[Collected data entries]
- - -
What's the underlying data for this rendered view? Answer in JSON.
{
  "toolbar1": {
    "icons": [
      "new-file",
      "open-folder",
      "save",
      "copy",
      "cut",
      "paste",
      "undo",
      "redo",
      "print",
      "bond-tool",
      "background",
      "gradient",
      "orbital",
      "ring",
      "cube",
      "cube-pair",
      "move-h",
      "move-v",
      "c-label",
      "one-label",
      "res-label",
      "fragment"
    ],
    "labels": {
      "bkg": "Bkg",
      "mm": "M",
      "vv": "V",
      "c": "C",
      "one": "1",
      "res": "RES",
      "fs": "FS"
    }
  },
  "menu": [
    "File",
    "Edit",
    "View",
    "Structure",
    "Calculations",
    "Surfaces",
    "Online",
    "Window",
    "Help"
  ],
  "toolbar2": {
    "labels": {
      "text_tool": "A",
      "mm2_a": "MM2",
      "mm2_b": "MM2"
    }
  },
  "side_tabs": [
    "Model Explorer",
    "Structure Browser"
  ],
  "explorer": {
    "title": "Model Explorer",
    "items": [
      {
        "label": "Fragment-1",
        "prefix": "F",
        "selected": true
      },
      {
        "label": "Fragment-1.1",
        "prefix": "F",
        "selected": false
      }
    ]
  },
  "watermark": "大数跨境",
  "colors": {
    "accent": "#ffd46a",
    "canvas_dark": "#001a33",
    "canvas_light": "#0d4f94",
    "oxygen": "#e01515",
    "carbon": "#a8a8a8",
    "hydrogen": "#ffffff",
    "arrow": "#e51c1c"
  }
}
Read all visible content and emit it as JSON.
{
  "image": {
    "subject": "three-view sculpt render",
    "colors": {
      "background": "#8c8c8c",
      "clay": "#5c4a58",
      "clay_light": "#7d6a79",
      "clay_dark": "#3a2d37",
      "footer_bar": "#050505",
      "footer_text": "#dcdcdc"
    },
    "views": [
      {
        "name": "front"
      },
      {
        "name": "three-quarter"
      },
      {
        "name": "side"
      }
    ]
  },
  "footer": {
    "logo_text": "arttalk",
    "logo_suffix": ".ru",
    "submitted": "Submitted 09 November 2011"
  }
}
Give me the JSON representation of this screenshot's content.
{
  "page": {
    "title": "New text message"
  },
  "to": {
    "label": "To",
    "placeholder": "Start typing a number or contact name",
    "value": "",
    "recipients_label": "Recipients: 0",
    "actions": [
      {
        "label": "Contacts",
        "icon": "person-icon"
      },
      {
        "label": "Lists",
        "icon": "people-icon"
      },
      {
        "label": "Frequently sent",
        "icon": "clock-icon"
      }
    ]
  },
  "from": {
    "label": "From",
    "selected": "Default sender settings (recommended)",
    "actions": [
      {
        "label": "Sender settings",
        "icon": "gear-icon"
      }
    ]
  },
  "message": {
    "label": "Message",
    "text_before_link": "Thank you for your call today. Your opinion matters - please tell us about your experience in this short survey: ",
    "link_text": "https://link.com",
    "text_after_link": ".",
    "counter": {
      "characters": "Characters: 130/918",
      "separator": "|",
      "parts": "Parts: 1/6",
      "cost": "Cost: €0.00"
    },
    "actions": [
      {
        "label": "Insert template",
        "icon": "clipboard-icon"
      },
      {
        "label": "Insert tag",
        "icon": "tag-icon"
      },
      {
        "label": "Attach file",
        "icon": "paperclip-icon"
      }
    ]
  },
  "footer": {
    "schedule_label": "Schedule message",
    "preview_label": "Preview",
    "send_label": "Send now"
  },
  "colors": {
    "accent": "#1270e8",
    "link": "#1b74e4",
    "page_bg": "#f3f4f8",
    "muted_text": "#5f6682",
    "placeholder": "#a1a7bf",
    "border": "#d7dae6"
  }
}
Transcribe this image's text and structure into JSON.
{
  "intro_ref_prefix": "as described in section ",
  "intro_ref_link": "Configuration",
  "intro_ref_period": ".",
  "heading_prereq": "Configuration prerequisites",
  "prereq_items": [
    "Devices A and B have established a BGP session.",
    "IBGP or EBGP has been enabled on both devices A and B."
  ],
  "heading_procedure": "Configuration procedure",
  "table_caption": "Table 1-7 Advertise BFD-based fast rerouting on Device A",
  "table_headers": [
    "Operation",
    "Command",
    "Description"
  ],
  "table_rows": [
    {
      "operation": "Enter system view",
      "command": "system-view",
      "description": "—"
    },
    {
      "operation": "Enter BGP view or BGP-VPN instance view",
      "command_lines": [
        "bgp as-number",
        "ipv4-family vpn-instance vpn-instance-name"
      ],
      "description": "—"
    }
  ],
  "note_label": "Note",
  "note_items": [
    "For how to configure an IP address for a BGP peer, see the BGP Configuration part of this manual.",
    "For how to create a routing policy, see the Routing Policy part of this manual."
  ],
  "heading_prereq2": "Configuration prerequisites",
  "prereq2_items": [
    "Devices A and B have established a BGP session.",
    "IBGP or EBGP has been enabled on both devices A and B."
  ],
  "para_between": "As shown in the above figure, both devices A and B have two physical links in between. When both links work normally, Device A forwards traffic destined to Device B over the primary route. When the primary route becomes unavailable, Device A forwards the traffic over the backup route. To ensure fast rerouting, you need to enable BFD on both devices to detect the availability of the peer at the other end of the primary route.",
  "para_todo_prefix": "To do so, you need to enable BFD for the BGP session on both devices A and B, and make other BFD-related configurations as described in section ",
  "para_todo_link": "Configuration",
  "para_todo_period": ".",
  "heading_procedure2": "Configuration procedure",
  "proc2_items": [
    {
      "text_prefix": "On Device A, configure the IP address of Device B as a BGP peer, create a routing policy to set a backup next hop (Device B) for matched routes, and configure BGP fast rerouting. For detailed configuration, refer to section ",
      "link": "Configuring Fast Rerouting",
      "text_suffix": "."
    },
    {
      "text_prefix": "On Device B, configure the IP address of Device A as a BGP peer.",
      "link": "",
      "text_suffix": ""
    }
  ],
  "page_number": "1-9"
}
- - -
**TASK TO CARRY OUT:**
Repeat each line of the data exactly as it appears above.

**TASK RESPONSE:**
What's the underlying data for this rendered view? Answer in JSON.
{
  "toolbar1": {
    "icons": [
      "new-file",
      "open-folder",
      "save",
      "copy",
      "cut",
      "paste",
      "undo",
      "redo",
      "print",
      "bond-tool",
      "background",
      "gradient",
      "orbital",
      "ring",
      "cube",
      "cube-pair",
      "move-h",
      "move-v",
      "c-label",
      "one-label",
      "res-label",
      "fragment"
    ],
    "labels": {
      "bkg": "Bkg",
      "mm": "M",
      "vv": "V",
      "c": "C",
      "one": "1",
      "res": "RES",
      "fs": "FS"
    }
  },
  "menu": [
    "File",
    "Edit",
    "View",
    "Structure",
    "Calculations",
    "Surfaces",
    "Online",
    "Window",
    "Help"
  ],
  "toolbar2": {
    "labels": {
      "text_tool": "A",
      "mm2_a": "MM2",
      "mm2_b": "MM2"
    }
  },
  "side_tabs": [
    "Model Explorer",
    "Structure Browser"
  ],
  "explorer": {
    "title": "Model Explorer",
    "items": [
      {
        "label": "Fragment-1",
        "prefix": "F",
        "selected": true
      },
      {
        "label": "Fragment-1.1",
        "prefix": "F",
        "selected": false
      }
    ]
  },
  "watermark": "大数跨境",
  "colors": {
    "accent": "#ffd46a",
    "canvas_dark": "#001a33",
    "canvas_light": "#0d4f94",
    "oxygen": "#e01515",
    "carbon": "#a8a8a8",
    "hydrogen": "#ffffff",
    "arrow": "#e51c1c"
  }
}
Read all visible content and emit it as JSON.
{
  "image": {
    "subject": "three-view sculpt render",
    "colors": {
      "background": "#8c8c8c",
      "clay": "#5c4a58",
      "clay_light": "#7d6a79",
      "clay_dark": "#3a2d37",
      "footer_bar": "#050505",
      "footer_text": "#dcdcdc"
    },
    "views": [
      {
        "name": "front"
      },
      {
        "name": "three-quarter"
      },
      {
        "name": "side"
      }
    ]
  },
  "footer": {
    "logo_text": "arttalk",
    "logo_suffix": ".ru",
    "submitted": "Submitted 09 November 2011"
  }
}
Give me the JSON representation of this screenshot's content.
{
  "page": {
    "title": "New text message"
  },
  "to": {
    "label": "To",
    "placeholder": "Start typing a number or contact name",
    "value": "",
    "recipients_label": "Recipients: 0",
    "actions": [
      {
        "label": "Contacts",
        "icon": "person-icon"
      },
      {
        "label": "Lists",
        "icon": "people-icon"
      },
      {
        "label": "Frequently sent",
        "icon": "clock-icon"
      }
    ]
  },
  "from": {
    "label": "From",
    "selected": "Default sender settings (recommended)",
    "actions": [
      {
        "label": "Sender settings",
        "icon": "gear-icon"
      }
    ]
  },
  "message": {
    "label": "Message",
    "text_before_link": "Thank you for your call today. Your opinion matters - please tell us about your experience in this short survey: ",
    "link_text": "https://link.com",
    "text_after_link": ".",
    "counter": {
      "characters": "Characters: 130/918",
      "separator": "|",
      "parts": "Parts: 1/6",
      "cost": "Cost: €0.00"
    },
    "actions": [
      {
        "label": "Insert template",
        "icon": "clipboard-icon"
      },
      {
        "label": "Insert tag",
        "icon": "tag-icon"
      },
      {
        "label": "Attach file",
        "icon": "paperclip-icon"
      }
    ]
  },
  "footer": {
    "schedule_label": "Schedule message",
    "preview_label": "Preview",
    "send_label": "Send now"
  },
  "colors": {
    "accent": "#1270e8",
    "link": "#1b74e4",
    "page_bg": "#f3f4f8",
    "muted_text": "#5f6682",
    "placeholder": "#a1a7bf",
    "border": "#d7dae6"
  }
}
Transcribe this image's text and structure into JSON.
{
  "intro_ref_prefix": "as described in section ",
  "intro_ref_link": "Configuration",
  "intro_ref_period": ".",
  "heading_prereq": "Configuration prerequisites",
  "prereq_items": [
    "Devices A and B have established a BGP session.",
    "IBGP or EBGP has been enabled on both devices A and B."
  ],
  "heading_procedure": "Configuration procedure",
  "table_caption": "Table 1-7 Advertise BFD-based fast rerouting on Device A",
  "table_headers": [
    "Operation",
    "Command",
    "Description"
  ],
  "table_rows": [
    {
      "operation": "Enter system view",
      "command": "system-view",
      "description": "—"
    },
    {
      "operation": "Enter BGP view or BGP-VPN instance view",
      "command_lines": [
        "bgp as-number",
        "ipv4-family vpn-instance vpn-instance-name"
      ],
      "description": "—"
    }
  ],
  "note_label": "Note",
  "note_items": [
    "For how to configure an IP address for a BGP peer, see the BGP Configuration part of this manual.",
    "For how to create a routing policy, see the Routing Policy part of this manual."
  ],
  "heading_prereq2": "Configuration prerequisites",
  "prereq2_items": [
    "Devices A and B have established a BGP session.",
    "IBGP or EBGP has been enabled on both devices A and B."
  ],
  "para_between": "As shown in the above figure, both devices A and B have two physical links in between. When both links work normally, Device A forwards traffic destined to Device B over the primary route. When the primary route becomes unavailable, Device A forwards the traffic over the backup route. To ensure fast rerouting, you need to enable BFD on both devices to detect the availability of the peer at the other end of the primary route.",
  "para_todo_prefix": "To do so, you need to enable BFD for the BGP session on both devices A and B, and make other BFD-related configurations as described in section ",
  "para_todo_link": "Configuration",
  "para_todo_period": ".",
  "heading_procedure2": "Configuration procedure",
  "proc2_items": [
    {
      "text_prefix": "On Device A, configure the IP address of Device B as a BGP peer, create a routing policy to set a backup next hop (Device B) for matched routes, and configure BGP fast rerouting. For detailed configuration, refer to section ",
      "link": "Configuring Fast Rerouting",
      "text_suffix": "."
    },
    {
      "text_prefix": "On Device B, configure the IP address of Device A as a BGP peer.",
      "link": "",
      "text_suffix": ""
    }
  ],
  "page_number": "1-9"
}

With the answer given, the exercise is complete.